Ten employees at Dallas-based AUI Contractors
took a break from their heavy industrial and commercial construction jobs to put their skills to work on a different type of project: building life-size playhouses for local children in foster care.
Dallas Case Appointed Special Advocates (CASA
) is a nonprofit organization comprised of volunteers who advocate for the best interests of abused and neglected children in the community and in the court system, as well as help children find safe, permanent homes. The group’s largest fundraiser each year is the Parade of Playhouses, in which custom-built playhouses are displayed in Dallas’ NorthPark Shopping Center. During the two-week event, visitors can purchase raffle tickets for a chance to win one of the extraordinary playhouses.
This was the first year AUI Contractors participated. Tim Guedry, director of commercial construction for the company, had been involved with the event at his previous job and brought his enthusiasm for Dallas CASA to AUI.
"Not only is this a fun and worthwhile cause, it’s good exposure for the company,” Guedry says. “It’s a lot of fun for us to work on something different and apply our specific skills as construction contractors for children within our community.”

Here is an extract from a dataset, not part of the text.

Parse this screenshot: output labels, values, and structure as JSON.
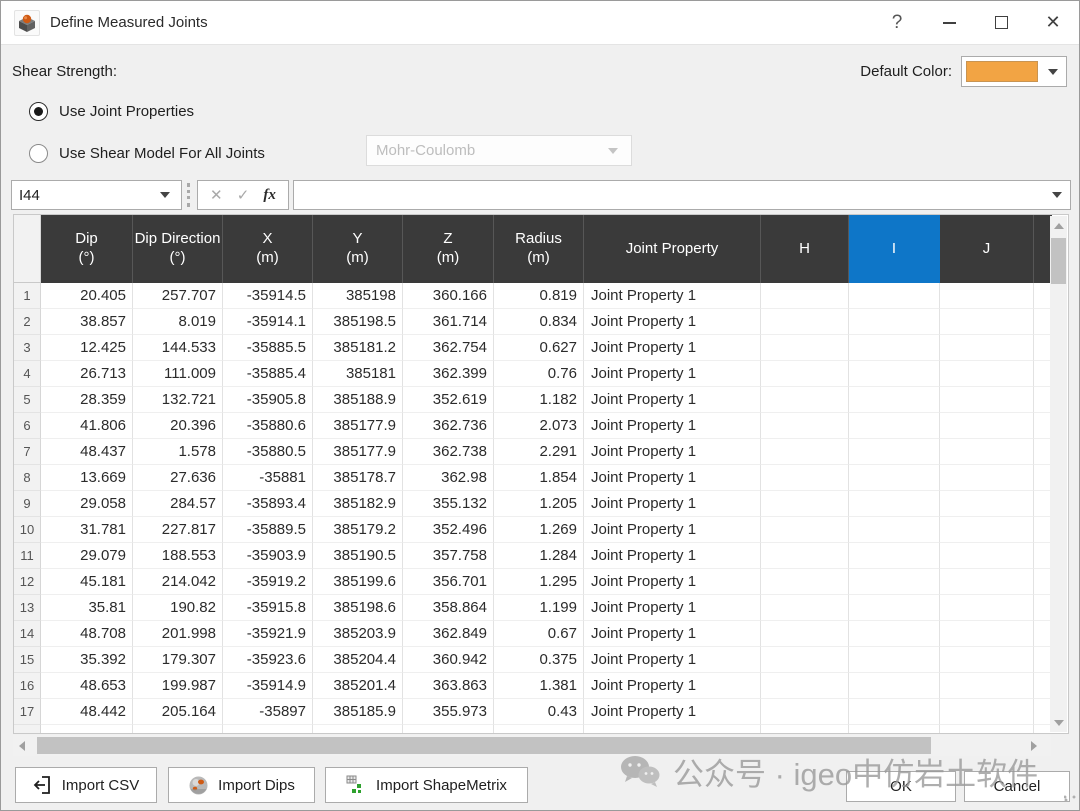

Guedry also works with the American Institute of Architects (AIA
), serving on a panel that reviews designs for playhouses submitted by the Young Architects coming up through AIA’s training program. More than 60 designs were submitted, with four finalists chosen for AUI to build for the Parade of Playhouses.
“Bringing in the Young Architects of AIA and major companies like AUI Contractors has really raised the profile of this event,” says Carolyn Newham, director of development and finance for Dallas CASA. “The expertise and ability of these professionals has added a whole new layer of authenticity and art to the program.”
The four winning playhouse designs were the Easel House, Tangram House, Zoo Playhouse and the Hillside Bed and Breakfast. Ten AUI employees were involved in the construction, with vendors and suppliers donating the necessary materials. The houses took about six weeks to complete.
The 15th annual event last year featured CASA’s largest parade to date. Twenty playhouses were featured and $150,000 was raised to help Dallas CASA train and supervise volunteers. The Parade of Playhouses also serves as an important recruiting opportunity for the organization by bringing awareness of its work with vulnerable children to the community.
“We’ve had such a great reaction from the community. People look forward to bringing their kids every year. They’ve built it into their lives,” Newham says. “We’ve had people come forward asking how they can be involved, whether by advocating for children or donating time and resources for the Parade of Playhouses fundraiser. So many members of the community are concerned with child welfare; they just didn’t know how to help until they attended this event.”
AUI’s experience was equally rewarding, according to Guedry, and the company plans to participate again next year.